Current Archaeology 226 (Vol XIX, No. 10) January 2009 Editorial Editor: Lisa Westcott 020 8819 5585 Features Editor: Neil Faulkner News Editor: Christopher Catling Art Editor: Mark Edwards Sub Editor: Caitlin McCall 020 8819 5574 Publisher: Robert Selkirk 020 8819 5581 Advertising Manager: Libby Selkirk 020 8819 5582 Current Publishing, Lamb House, Church Street, London W4 2PD Tel: 08456 44 77 07 (office hours) Fax: 08456 44 77 08 web: Editor-in-Chief: Andrew Selkirk 9 Nassington Road, London NW3 2TX 020 8819 5584 Subscriptions Current Archaeology is published monthly for a subscription of £38 for 12 issues.

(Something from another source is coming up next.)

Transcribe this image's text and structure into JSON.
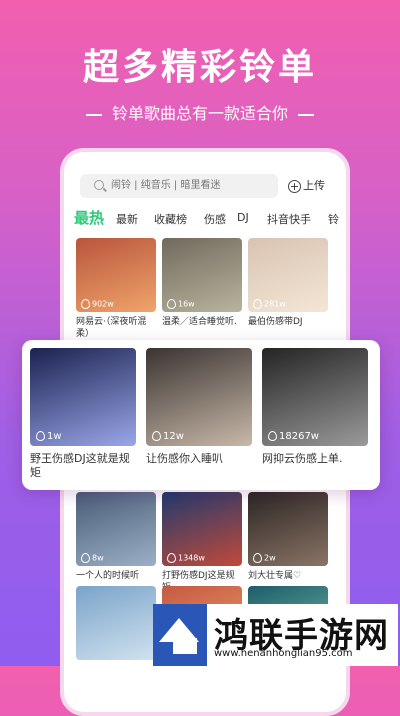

Foreign subscriptions £48. Subscriptions should be sent to: Current Publishing, Lamb House, Church Street, London W4 2PD Tel: (office hours): 08456 44 77 07 or 020 8819 5580 Fax: 08456 44 77 08 Subs queries to: or online at: Back issues: £4 each / £5 non-UK Binders: (holds 12 copies) £10 / £12 Slip Cases: (holds 12 copies) £12 / £14 Printed by St Ives Unauthorised reproduction in whole or part is prohibited without written permission. The publisher, editor and authors accept no responsibility in respect of any products, goods or services which may be advertised or referred to in this issue. Every effort has been made to secure permission for copyright material. In the event of any material being used inadvertently or where it has proved impossible to trace the copyright owner, acknowledgement will be made in a future issue. 241108185


14 14

20 20



The London Style Painted plaster from Roman Britain is invariably found in secondary deposits, both too fragmented and too incomplete to reassemble. But Museum of London archaeologists, digging in the basement of a former sandwich shop and pizzeria in Lime Street, London, have come across a staggering pile of painted plaster in situ at the base of the wall it once covered. The quality of craftsmanship and the intricate detail of the design have revealed a sumptuous lifestyle of the fashionable elite in 2nd century Londinium: could this have been the house of a high ranking Roman official?


Fylindales Moor When fires raged across the North Yorkshire moors, concerns were primarily for the flora and fauna destroyed by the flames. But what followed was the dramatic discovery of long forgotten prehistoric archaeology, previously obscured by the dense vegetation. Neotlithic rock art, Early Bronze Age burial mounds and evidence of farming from 3,000 years ago briefly came to light. Archaeologists were able to record these amazing finds before the grasses and heathers grew back, reclaiming the land and burying these treasures once more, saved for future generations.